Don Nerbas is an Assistant Professor, History at the Cultural and Creative Studies, School of Arts & Social Sciences, Cape Breton University. His research and teaching interests broadly centre on the history of capitalism and business elites, and includes a focus upon the history of Atlantic Canada. His work has appeared in numerous academic journals, and he is the author of Dominion of Capital: The Politics of Big Business and the Crisis of the Canadian Bourgeoisie, 1914-1947 (University of Toronto Press, 2013).
J. Andrew Ross is an archivist at Library and Archives Canada and Adjunct Professor of History at the University of Guelph. His research concerns the business of sport, and he is the author of the book Joining the Clubs: The Business of the National Hockey League to 1945 (Syracuse University Press, 2015).
M. Stephen Salmon retired from Library and Archives Canada (LAC) in 2012 after more than 30 years of service. From 1989 to 2012 he was LAC’s business archivist. He has published and presented papers worldwide on a variety of topics including acquisition theory, archival appraisal, and Canadian business and financial history. He has served on the editorial boards of peer reviewed journals in Canada and overseas. His current research focuses on the business history of Canadian Great Lakes shipping.

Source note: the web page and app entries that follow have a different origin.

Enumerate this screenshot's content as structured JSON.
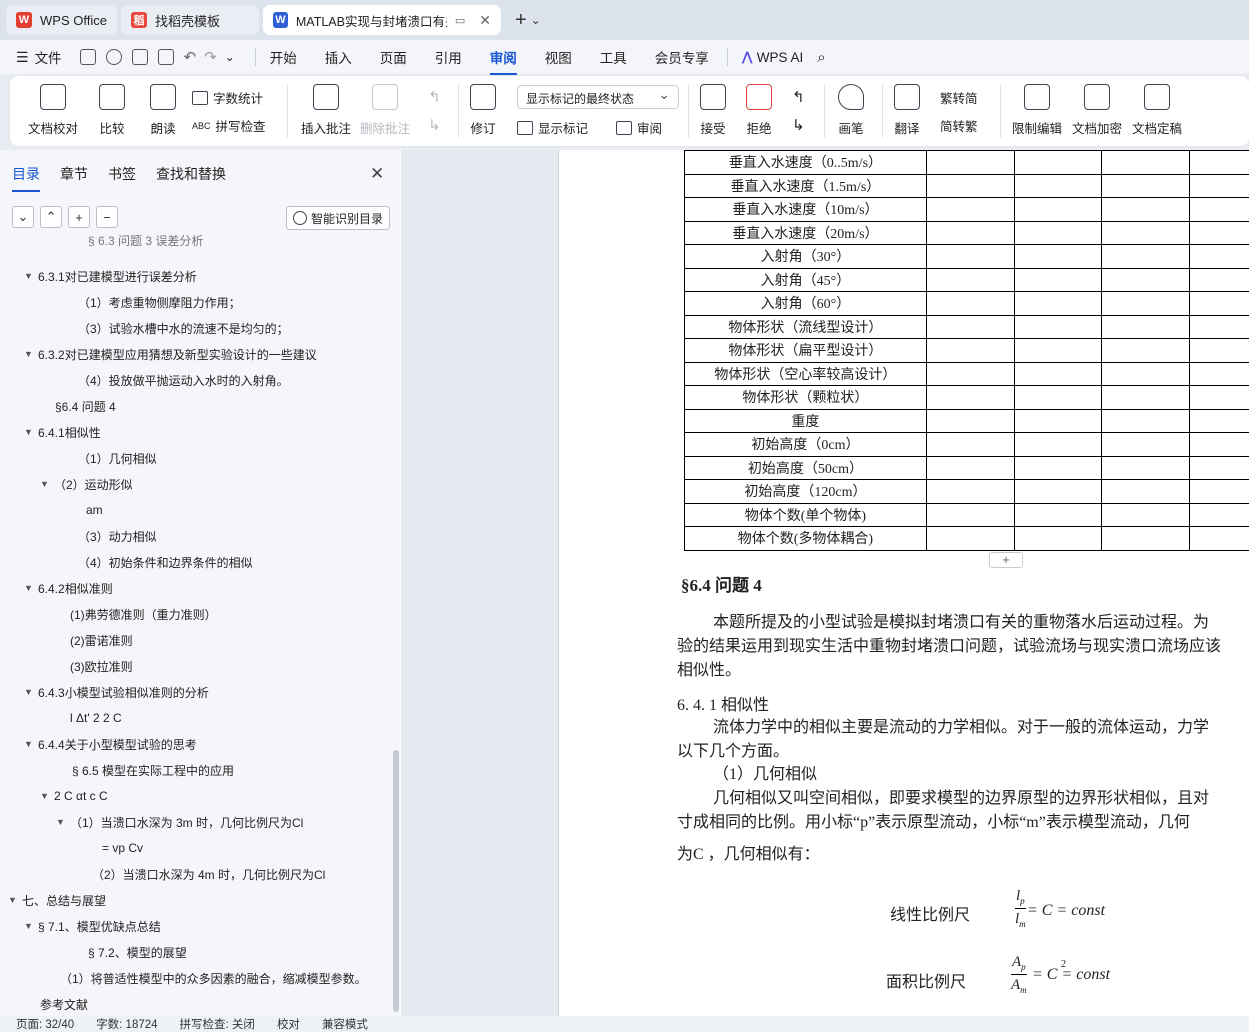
{
  "tabs": [
    {
      "label": "WPS Office",
      "logo_color": "#e23d2f",
      "logo": "W"
    },
    {
      "label": "找稻壳模板",
      "logo_color": "#e8483b",
      "logo": "稻"
    },
    {
      "label": "MATLAB实现与封堵溃口有关",
      "logo_color": "#2f5fd7",
      "logo": "W"
    }
  ],
  "menu": {
    "file": "文件",
    "items": [
      "开始",
      "插入",
      "页面",
      "引用",
      "审阅",
      "视图",
      "工具",
      "会员专享"
    ],
    "active": "审阅",
    "ai": "WPS AI"
  },
  "ribbon": {
    "doc_proof": "文档校对",
    "compare": "比较",
    "read_aloud": "朗读",
    "word_count": "字数统计",
    "spell_check": "拼写检查",
    "insert_comment": "插入批注",
    "delete_comment": "删除批注",
    "revise": "修订",
    "markup_state": "显示标记的最终状态",
    "show_markup": "显示标记",
    "review": "审阅",
    "accept": "接受",
    "reject": "拒绝",
    "pen": "画笔",
    "translate": "翻译",
    "to_simplified": "繁转简",
    "simp_trad": "简转繁",
    "restrict_edit": "限制编辑",
    "doc_encrypt": "文档加密",
    "doc_finalize": "文档定稿"
  },
  "nav": {
    "tabs": [
      "目录",
      "章节",
      "书签",
      "查找和替换"
    ],
    "active_tab": "目录",
    "buttons": [
      "⌄",
      "⌃",
      "+",
      "−"
    ],
    "smart_btn": "智能识别目录",
    "toc": [
      {
        "text": "§ 6.3 问题 3 误差分析",
        "indent": 88,
        "caret": ""
      },
      {
        "text": "6.3.1对已建模型进行误差分析",
        "indent": 40,
        "caret": "▼"
      },
      {
        "text": "（1）考虑重物侧摩阻力作用；",
        "indent": 78,
        "caret": ""
      },
      {
        "text": "（3）试验水槽中水的流速不是均匀的；",
        "indent": 78,
        "caret": ""
      },
      {
        "text": "6.3.2对已建模型应用猜想及新型实验设计的一些建议",
        "indent": 40,
        "caret": "▼"
      },
      {
        "text": "（4）投放做平抛运动入水时的入射角。",
        "indent": 78,
        "caret": ""
      },
      {
        "text": "§6.4 问题 4",
        "indent": 55,
        "caret": ""
      },
      {
        "text": "6.4.1相似性",
        "indent": 40,
        "caret": "▼"
      },
      {
        "text": "（1）几何相似",
        "indent": 78,
        "caret": ""
      },
      {
        "text": "（2）运动形似",
        "indent": 56,
        "caret": "▼"
      },
      {
        "text": "am",
        "indent": 86,
        "caret": ""
      },
      {
        "text": "（3）动力相似",
        "indent": 78,
        "caret": ""
      },
      {
        "text": "（4）初始条件和边界条件的相似",
        "indent": 78,
        "caret": ""
      },
      {
        "text": "6.4.2相似准则",
        "indent": 40,
        "caret": "▼"
      },
      {
        "text": "(1)弗劳德准则（重力准则）",
        "indent": 70,
        "caret": ""
      },
      {
        "text": "(2)雷诺准则",
        "indent": 70,
        "caret": ""
      },
      {
        "text": "(3)欧拉准则",
        "indent": 70,
        "caret": ""
      },
      {
        "text": "6.4.3小模型试验相似准则的分析",
        "indent": 40,
        "caret": "▼"
      },
      {
        "text": "l Δt' 2    2 C",
        "indent": 70,
        "caret": ""
      },
      {
        "text": "6.4.4关于小型模型试验的思考",
        "indent": 40,
        "caret": "▼"
      },
      {
        "text": "§ 6.5 模型在实际工程中的应用",
        "indent": 72,
        "caret": ""
      },
      {
        "text": "2    C αt    c C",
        "indent": 56,
        "caret": "▼"
      },
      {
        "text": "（1）当溃口水深为 3m 时，几何比例尺为Cl",
        "indent": 72,
        "caret": "▼"
      },
      {
        "text": "= vp Cv",
        "indent": 102,
        "caret": ""
      },
      {
        "text": "（2）当溃口水深为 4m 时，几何比例尺为Cl",
        "indent": 92,
        "caret": ""
      },
      {
        "text": "七、总结与展望",
        "indent": 24,
        "caret": "▼"
      },
      {
        "text": "§ 7.1、模型优缺点总结",
        "indent": 40,
        "caret": "▼"
      },
      {
        "text": "§ 7.2、模型的展望",
        "indent": 88,
        "caret": ""
      },
      {
        "text": "（1）将普适性模型中的众多因素的融合，缩减模型参数。",
        "indent": 60,
        "caret": ""
      },
      {
        "text": "参考文献",
        "indent": 40,
        "caret": ""
      }
    ]
  },
  "doc": {
    "table_rows": [
      "垂直入水速度（0..5m/s）",
      "垂直入水速度（1.5m/s）",
      "垂直入水速度（10m/s）",
      "垂直入水速度（20m/s）",
      "入射角（30°）",
      "入射角（45°）",
      "入射角（60°）",
      "物体形状（流线型设计）",
      "物体形状（扁平型设计）",
      "物体形状（空心率较高设计）",
      "物体形状（颗粒状）",
      "重度",
      "初始高度（0cm）",
      "初始高度（50cm）",
      "初始高度（120cm）",
      "物体个数(单个物体)",
      "物体个数(多物体耦合)"
    ],
    "table_plus": "+",
    "section_title": "§6.4 问题 4",
    "paragraphs": [
      "本题所提及的小型试验是模拟封堵溃口有关的重物落水后运动过程。为",
      "验的结果运用到现实生活中重物封堵溃口问题，试验流场与现实溃口流场应该",
      "相似性。"
    ],
    "sub_title": "6. 4. 1 相似性",
    "sub_paragraphs": [
      "流体力学中的相似主要是流动的力学相似。对于一般的流体运动，力学",
      "以下几个方面。",
      "（1）几何相似",
      "几何相似又叫空间相似，即要求模型的边界原型的边界形状相似，且对",
      "寸成相同的比例。用小标“p”表示原型流动，小标“m”表示模型流动，几何",
      "为C  ，几何相似有："
    ],
    "formula1_label": "线性比例尺",
    "formula1_num": "l",
    "formula1_num_sub": "p",
    "formula1_den": "l",
    "formula1_den_sub": "m",
    "formula1_rhs": "= C  = const",
    "formula2_label": "面积比例尺",
    "formula2_num": "A",
    "formula2_num_sub": "p",
    "formula2_den": "A",
    "formula2_den_sub": "m",
    "formula2_rhs": "= C  = const",
    "formula2_sup": "2"
  },
  "status": {
    "page": "页面: 32/40",
    "words": "字数: 18724",
    "spell": "拼写检查: 关闭",
    "proof": "校对",
    "compat": "兼容模式"
  }
}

Janis Thiessen is Associate Professor, Department of History, at the University of Winnipeg. Her research interests include labour and business history, oral history and methodology, food history, and the social history of religion. Author of numerous books and research papers, including Not Talking Union: Mennonites in Canada and the United States (McGill-Queen's University Press, 2016) and Manufacturing Mennonites: Work and Religion in Post-War Manitoba (University of Toronto Press, 2013).